_Task item:_ From the first line to the last, write out the records below exactly as they appear.

Data records for software interfaces:
+ + +

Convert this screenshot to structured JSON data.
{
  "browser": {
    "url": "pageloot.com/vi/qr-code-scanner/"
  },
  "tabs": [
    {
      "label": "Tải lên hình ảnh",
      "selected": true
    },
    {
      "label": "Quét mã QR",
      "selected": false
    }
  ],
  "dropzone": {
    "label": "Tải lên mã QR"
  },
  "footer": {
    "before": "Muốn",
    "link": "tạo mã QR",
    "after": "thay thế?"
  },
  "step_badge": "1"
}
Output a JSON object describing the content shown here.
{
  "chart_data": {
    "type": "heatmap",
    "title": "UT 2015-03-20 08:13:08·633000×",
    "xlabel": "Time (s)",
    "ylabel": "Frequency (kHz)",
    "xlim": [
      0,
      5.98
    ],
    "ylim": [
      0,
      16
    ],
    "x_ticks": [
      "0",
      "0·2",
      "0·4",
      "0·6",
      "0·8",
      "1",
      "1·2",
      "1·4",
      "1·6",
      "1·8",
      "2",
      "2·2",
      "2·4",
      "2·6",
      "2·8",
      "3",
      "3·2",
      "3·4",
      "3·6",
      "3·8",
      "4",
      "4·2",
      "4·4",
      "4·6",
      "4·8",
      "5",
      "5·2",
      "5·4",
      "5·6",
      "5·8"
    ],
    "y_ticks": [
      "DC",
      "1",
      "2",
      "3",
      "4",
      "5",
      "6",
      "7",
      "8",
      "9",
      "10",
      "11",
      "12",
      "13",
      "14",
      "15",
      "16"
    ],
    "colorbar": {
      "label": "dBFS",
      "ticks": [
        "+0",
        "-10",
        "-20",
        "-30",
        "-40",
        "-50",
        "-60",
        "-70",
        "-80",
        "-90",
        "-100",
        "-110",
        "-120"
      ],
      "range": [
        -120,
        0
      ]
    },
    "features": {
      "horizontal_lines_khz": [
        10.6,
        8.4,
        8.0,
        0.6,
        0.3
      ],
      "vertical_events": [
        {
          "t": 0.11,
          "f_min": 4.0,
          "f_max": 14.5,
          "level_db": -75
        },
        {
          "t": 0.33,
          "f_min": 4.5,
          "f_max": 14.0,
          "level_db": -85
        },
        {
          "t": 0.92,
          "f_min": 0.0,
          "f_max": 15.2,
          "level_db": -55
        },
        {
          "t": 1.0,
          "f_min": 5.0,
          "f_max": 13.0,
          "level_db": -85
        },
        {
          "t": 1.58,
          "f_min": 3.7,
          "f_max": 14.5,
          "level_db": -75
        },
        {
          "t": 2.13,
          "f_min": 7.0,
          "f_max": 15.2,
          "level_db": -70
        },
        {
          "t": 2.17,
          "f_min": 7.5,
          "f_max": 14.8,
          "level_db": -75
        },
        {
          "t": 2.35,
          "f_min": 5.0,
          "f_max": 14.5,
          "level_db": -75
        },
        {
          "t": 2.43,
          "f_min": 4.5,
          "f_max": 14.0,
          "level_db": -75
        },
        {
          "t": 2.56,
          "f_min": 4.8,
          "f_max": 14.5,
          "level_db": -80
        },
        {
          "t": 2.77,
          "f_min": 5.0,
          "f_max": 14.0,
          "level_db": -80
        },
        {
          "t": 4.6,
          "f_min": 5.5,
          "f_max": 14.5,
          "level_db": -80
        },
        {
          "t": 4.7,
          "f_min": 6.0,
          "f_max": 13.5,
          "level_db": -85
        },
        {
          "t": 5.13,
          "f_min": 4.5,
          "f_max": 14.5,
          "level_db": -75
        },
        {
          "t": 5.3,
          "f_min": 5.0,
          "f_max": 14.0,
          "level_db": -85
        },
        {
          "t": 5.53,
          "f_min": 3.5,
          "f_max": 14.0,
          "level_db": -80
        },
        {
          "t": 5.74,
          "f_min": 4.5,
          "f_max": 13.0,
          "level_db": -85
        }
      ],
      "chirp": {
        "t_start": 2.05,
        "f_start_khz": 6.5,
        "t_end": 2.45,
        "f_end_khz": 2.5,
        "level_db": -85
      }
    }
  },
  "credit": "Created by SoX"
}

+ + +

_Your response:_
Convert this screenshot to structured JSON data.
{
  "browser": {
    "url": "pageloot.com/vi/qr-code-scanner/"
  },
  "tabs": [
    {
      "label": "Tải lên hình ảnh",
      "selected": true
    },
    {
      "label": "Quét mã QR",
      "selected": false
    }
  ],
  "dropzone": {
    "label": "Tải lên mã QR"
  },
  "footer": {
    "before": "Muốn",
    "link": "tạo mã QR",
    "after": "thay thế?"
  },
  "step_badge": "1"
}
Output a JSON object describing the content shown here.
{
  "chart_data": {
    "type": "heatmap",
    "title": "UT 2015-03-20 08:13:08·633000×",
    "xlabel": "Time (s)",
    "ylabel": "Frequency (kHz)",
    "xlim": [
      0,
      5.98
    ],
    "ylim": [
      0,
      16
    ],
    "x_ticks": [
      "0",
      "0·2",
      "0·4",
      "0·6",
      "0·8",
      "1",
      "1·2",
      "1·4",
      "1·6",
      "1·8",
      "2",
      "2·2",
      "2·4",
      "2·6",
      "2·8",
      "3",
      "3·2",
      "3·4",
      "3·6",
      "3·8",
      "4",
      "4·2",
      "4·4",
      "4·6",
      "4·8",
      "5",
      "5·2",
      "5·4",
      "5·6",
      "5·8"
    ],
    "y_ticks": [
      "DC",
      "1",
      "2",
      "3",
      "4",
      "5",
      "6",
      "7",
      "8",
      "9",
      "10",
      "11",
      "12",
      "13",
      "14",
      "15",
      "16"
    ],
    "colorbar": {
      "label": "dBFS",
      "ticks": [
        "+0",
        "-10",
        "-20",
        "-30",
        "-40",
        "-50",
        "-60",
        "-70",
        "-80",
        "-90",
        "-100",
        "-110",
        "-120"
      ],
      "range": [
        -120,
        0
      ]
    },
    "features": {
      "horizontal_lines_khz": [
        10.6,
        8.4,
        8.0,
        0.6,
        0.3
      ],
      "vertical_events": [
        {
          "t": 0.11,
          "f_min": 4.0,
          "f_max": 14.5,
          "level_db": -75
        },
        {
          "t": 0.33,
          "f_min": 4.5,
          "f_max": 14.0,
          "level_db": -85
        },
        {
          "t": 0.92,
          "f_min": 0.0,
          "f_max": 15.2,
          "level_db": -55
        },
        {
          "t": 1.0,
          "f_min": 5.0,
          "f_max": 13.0,
          "level_db": -85
        },
        {
          "t": 1.58,
          "f_min": 3.7,
          "f_max": 14.5,
          "level_db": -75
        },
        {
          "t": 2.13,
          "f_min": 7.0,
          "f_max": 15.2,
          "level_db": -70
        },
        {
          "t": 2.17,
          "f_min": 7.5,
          "f_max": 14.8,
          "level_db": -75
        },
        {
          "t": 2.35,
          "f_min": 5.0,
          "f_max": 14.5,
          "level_db": -75
        },
        {
          "t": 2.43,
          "f_min": 4.5,
          "f_max": 14.0,
          "level_db": -75
        },
        {
          "t": 2.56,
          "f_min": 4.8,
          "f_max": 14.5,
          "level_db": -80
        },
        {
          "t": 2.77,
          "f_min": 5.0,
          "f_max": 14.0,
          "level_db": -80
        },
        {
          "t": 4.6,
          "f_min": 5.5,
          "f_max": 14.5,
          "level_db": -80
        },
        {
          "t": 4.7,
          "f_min": 6.0,
          "f_max": 13.5,
          "level_db": -85
        },
        {
          "t": 5.13,
          "f_min": 4.5,
          "f_max": 14.5,
          "level_db": -75
        },
        {
          "t": 5.3,
          "f_min": 5.0,
          "f_max": 14.0,
          "level_db": -85
        },
        {
          "t": 5.53,
          "f_min": 3.5,
          "f_max": 14.0,
          "level_db": -80
        },
        {
          "t": 5.74,
          "f_min": 4.5,
          "f_max": 13.0,
          "level_db": -85
        }
      ],
      "chirp": {
        "t_start": 2.05,
        "f_start_khz": 6.5,
        "t_end": 2.45,
        "f_end_khz": 2.5,
        "level_db": -85
      }
    }
  },
  "credit": "Created by SoX"
}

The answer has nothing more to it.